** Opening MATERIAL SHOWN block **

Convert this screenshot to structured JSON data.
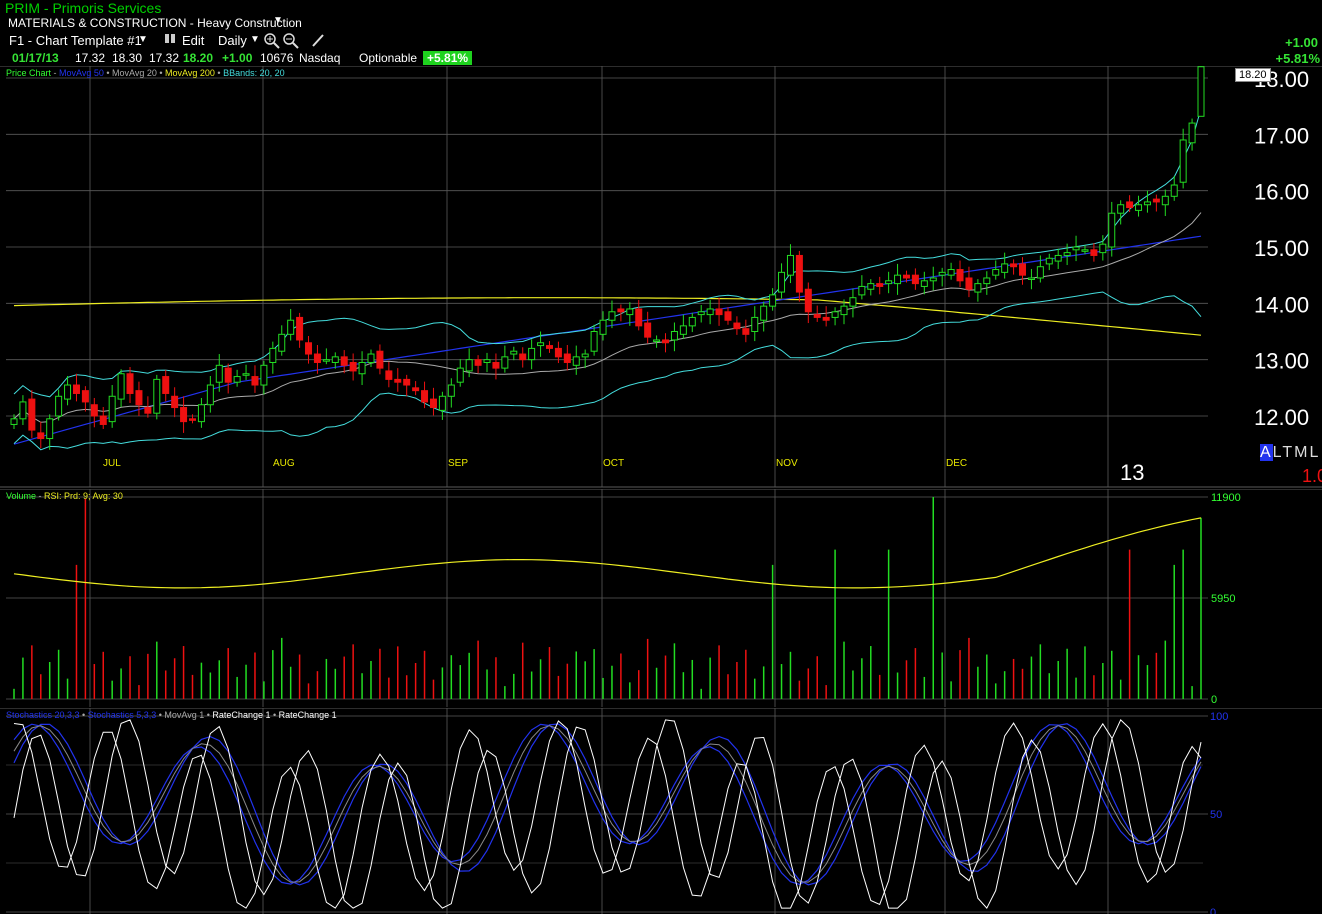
{
  "header": {
    "symbol_title": "PRIM - Primoris Services",
    "industry": "MATERIALS & CONSTRUCTION - Heavy Construction",
    "template": "F1 - Chart Template #1",
    "edit_label": "Edit",
    "period": "Daily",
    "quote": {
      "date": "01/17/13",
      "open": "17.32",
      "high": "18.30",
      "low": "17.32",
      "close": "18.20",
      "change": "+1.00",
      "volume": "10676",
      "exchange": "Nasdaq",
      "optionable": "Optionable",
      "pct_change": "+5.81%"
    },
    "right_change": "+1.00",
    "right_pct": "+5.81%"
  },
  "price_pane": {
    "legend": [
      {
        "text": "Price Chart",
        "color": "#33ff33"
      },
      {
        "text": "MovAvg 50",
        "color": "#2233ee"
      },
      {
        "text": "MovAvg 20",
        "color": "#aaaaaa"
      },
      {
        "text": "MovAvg 200",
        "color": "#eeee22"
      },
      {
        "text": "BBands: 20, 20",
        "color": "#44dddd"
      }
    ],
    "last_price_tag": "18.20",
    "y_ticks": [
      "18.00",
      "17.00",
      "16.00",
      "15.00",
      "14.00",
      "13.00",
      "12.00"
    ],
    "months": [
      "JUL",
      "AUG",
      "SEP",
      "OCT",
      "NOV",
      "DEC"
    ],
    "year_label": "13",
    "altml": "ALTML",
    "altml_value": "1.0"
  },
  "volume_pane": {
    "legend": [
      {
        "text": "Volume",
        "color": "#33ff33"
      },
      {
        "text": "RSI: Prd: 9; Avg: 30",
        "color": "#eeee22"
      }
    ],
    "y_ticks": [
      "11900",
      "5950",
      "0"
    ]
  },
  "osc_pane": {
    "legend": [
      {
        "text": "Stochastics 20,3,3",
        "color": "#2233ee"
      },
      {
        "text": "Stochastics 5,3,3",
        "color": "#2233ee"
      },
      {
        "text": "MovAvg 1",
        "color": "#aaaaaa"
      },
      {
        "text": "RateChange 1",
        "color": "#ffffff"
      },
      {
        "text": "RateChange 1",
        "color": "#ffffff"
      }
    ],
    "y_ticks": [
      "100",
      "50",
      "0"
    ]
  },
  "colors": {
    "up": "#22dd22",
    "down": "#ee1111",
    "ma50": "#2233ee",
    "ma20": "#aaaaaa",
    "ma200": "#eeee22",
    "bbands": "#44dddd",
    "grid": "#5a5a5a"
  },
  "chart_data": {
    "type": "candlestick",
    "months": [
      "JUL",
      "AUG",
      "SEP",
      "OCT",
      "NOV",
      "DEC"
    ],
    "ylim": [
      11.5,
      18.4
    ],
    "close": [
      11.95,
      12.25,
      11.75,
      11.6,
      11.95,
      12.35,
      12.55,
      12.4,
      12.25,
      12.0,
      11.85,
      12.35,
      12.75,
      12.4,
      12.2,
      12.05,
      12.65,
      12.4,
      12.15,
      11.9,
      11.95,
      12.2,
      12.55,
      12.9,
      12.6,
      12.7,
      12.75,
      12.55,
      12.9,
      13.2,
      13.45,
      13.7,
      13.35,
      13.1,
      12.95,
      13.0,
      13.05,
      12.9,
      12.8,
      12.95,
      13.1,
      12.85,
      12.65,
      12.6,
      12.55,
      12.45,
      12.25,
      12.15,
      12.35,
      12.55,
      12.85,
      13.0,
      12.9,
      13.0,
      12.85,
      13.05,
      13.15,
      13.0,
      13.2,
      13.3,
      13.2,
      13.05,
      12.95,
      13.05,
      13.1,
      13.5,
      13.7,
      13.85,
      13.85,
      13.9,
      13.6,
      13.4,
      13.35,
      13.3,
      13.5,
      13.6,
      13.75,
      13.85,
      13.9,
      13.8,
      13.7,
      13.55,
      13.45,
      13.75,
      13.95,
      14.15,
      14.55,
      14.85,
      14.2,
      13.85,
      13.75,
      13.7,
      13.85,
      13.95,
      14.1,
      14.3,
      14.35,
      14.3,
      14.4,
      14.5,
      14.45,
      14.35,
      14.4,
      14.45,
      14.55,
      14.6,
      14.4,
      14.25,
      14.35,
      14.45,
      14.6,
      14.7,
      14.65,
      14.5,
      14.45,
      14.65,
      14.8,
      14.85,
      14.9,
      15.0,
      14.95,
      14.85,
      15.05,
      15.6,
      15.75,
      15.7,
      15.75,
      15.8,
      15.8,
      15.9,
      16.1,
      16.9,
      17.2,
      18.2
    ],
    "last": {
      "open": 17.32,
      "high": 18.3,
      "low": 17.32,
      "close": 18.2
    },
    "volume_ylim": [
      0,
      11900
    ],
    "osc_ylim": [
      0,
      100
    ]
  }
}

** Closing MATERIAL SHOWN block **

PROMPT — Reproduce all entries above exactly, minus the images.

RESPONSE TO THE TASK —
Convert this screenshot to structured JSON data.
{
  "header": {
    "symbol_title": "PRIM - Primoris Services",
    "industry": "MATERIALS & CONSTRUCTION - Heavy Construction",
    "template": "F1 - Chart Template #1",
    "edit_label": "Edit",
    "period": "Daily",
    "quote": {
      "date": "01/17/13",
      "open": "17.32",
      "high": "18.30",
      "low": "17.32",
      "close": "18.20",
      "change": "+1.00",
      "volume": "10676",
      "exchange": "Nasdaq",
      "optionable": "Optionable",
      "pct_change": "+5.81%"
    },
    "right_change": "+1.00",
    "right_pct": "+5.81%"
  },
  "price_pane": {
    "legend": [
      {
        "text": "Price Chart",
        "color": "#33ff33"
      },
      {
        "text": "MovAvg 50",
        "color": "#2233ee"
      },
      {
        "text": "MovAvg 20",
        "color": "#aaaaaa"
      },
      {
        "text": "MovAvg 200",
        "color": "#eeee22"
      },
      {
        "text": "BBands: 20, 20",
        "color": "#44dddd"
      }
    ],
    "last_price_tag": "18.20",
    "y_ticks": [
      "18.00",
      "17.00",
      "16.00",
      "15.00",
      "14.00",
      "13.00",
      "12.00"
    ],
    "months": [
      "JUL",
      "AUG",
      "SEP",
      "OCT",
      "NOV",
      "DEC"
    ],
    "year_label": "13",
    "altml": "ALTML",
    "altml_value": "1.0"
  },
  "volume_pane": {
    "legend": [
      {
        "text": "Volume",
        "color": "#33ff33"
      },
      {
        "text": "RSI: Prd: 9; Avg: 30",
        "color": "#eeee22"
      }
    ],
    "y_ticks": [
      "11900",
      "5950",
      "0"
    ]
  },
  "osc_pane": {
    "legend": [
      {
        "text": "Stochastics 20,3,3",
        "color": "#2233ee"
      },
      {
        "text": "Stochastics 5,3,3",
        "color": "#2233ee"
      },
      {
        "text": "MovAvg 1",
        "color": "#aaaaaa"
      },
      {
        "text": "RateChange 1",
        "color": "#ffffff"
      },
      {
        "text": "RateChange 1",
        "color": "#ffffff"
      }
    ],
    "y_ticks": [
      "100",
      "50",
      "0"
    ]
  },
  "colors": {
    "up": "#22dd22",
    "down": "#ee1111",
    "ma50": "#2233ee",
    "ma20": "#aaaaaa",
    "ma200": "#eeee22",
    "bbands": "#44dddd",
    "grid": "#5a5a5a"
  },
  "chart_data": {
    "type": "candlestick",
    "months": [
      "JUL",
      "AUG",
      "SEP",
      "OCT",
      "NOV",
      "DEC"
    ],
    "ylim": [
      11.5,
      18.4
    ],
    "close": [
      11.95,
      12.25,
      11.75,
      11.6,
      11.95,
      12.35,
      12.55,
      12.4,
      12.25,
      12.0,
      11.85,
      12.35,
      12.75,
      12.4,
      12.2,
      12.05,
      12.65,
      12.4,
      12.15,
      11.9,
      11.95,
      12.2,
      12.55,
      12.9,
      12.6,
      12.7,
      12.75,
      12.55,
      12.9,
      13.2,
      13.45,
      13.7,
      13.35,
      13.1,
      12.95,
      13.0,
      13.05,
      12.9,
      12.8,
      12.95,
      13.1,
      12.85,
      12.65,
      12.6,
      12.55,
      12.45,
      12.25,
      12.15,
      12.35,
      12.55,
      12.85,
      13.0,
      12.9,
      13.0,
      12.85,
      13.05,
      13.15,
      13.0,
      13.2,
      13.3,
      13.2,
      13.05,
      12.95,
      13.05,
      13.1,
      13.5,
      13.7,
      13.85,
      13.85,
      13.9,
      13.6,
      13.4,
      13.35,
      13.3,
      13.5,
      13.6,
      13.75,
      13.85,
      13.9,
      13.8,
      13.7,
      13.55,
      13.45,
      13.75,
      13.95,
      14.15,
      14.55,
      14.85,
      14.2,
      13.85,
      13.75,
      13.7,
      13.85,
      13.95,
      14.1,
      14.3,
      14.35,
      14.3,
      14.4,
      14.5,
      14.45,
      14.35,
      14.4,
      14.45,
      14.55,
      14.6,
      14.4,
      14.25,
      14.35,
      14.45,
      14.6,
      14.7,
      14.65,
      14.5,
      14.45,
      14.65,
      14.8,
      14.85,
      14.9,
      15.0,
      14.95,
      14.85,
      15.05,
      15.6,
      15.75,
      15.7,
      15.75,
      15.8,
      15.8,
      15.9,
      16.1,
      16.9,
      17.2,
      18.2
    ],
    "last": {
      "open": 17.32,
      "high": 18.3,
      "low": 17.32,
      "close": 18.2
    },
    "volume_ylim": [
      0,
      11900
    ],
    "osc_ylim": [
      0,
      100
    ]
  }
}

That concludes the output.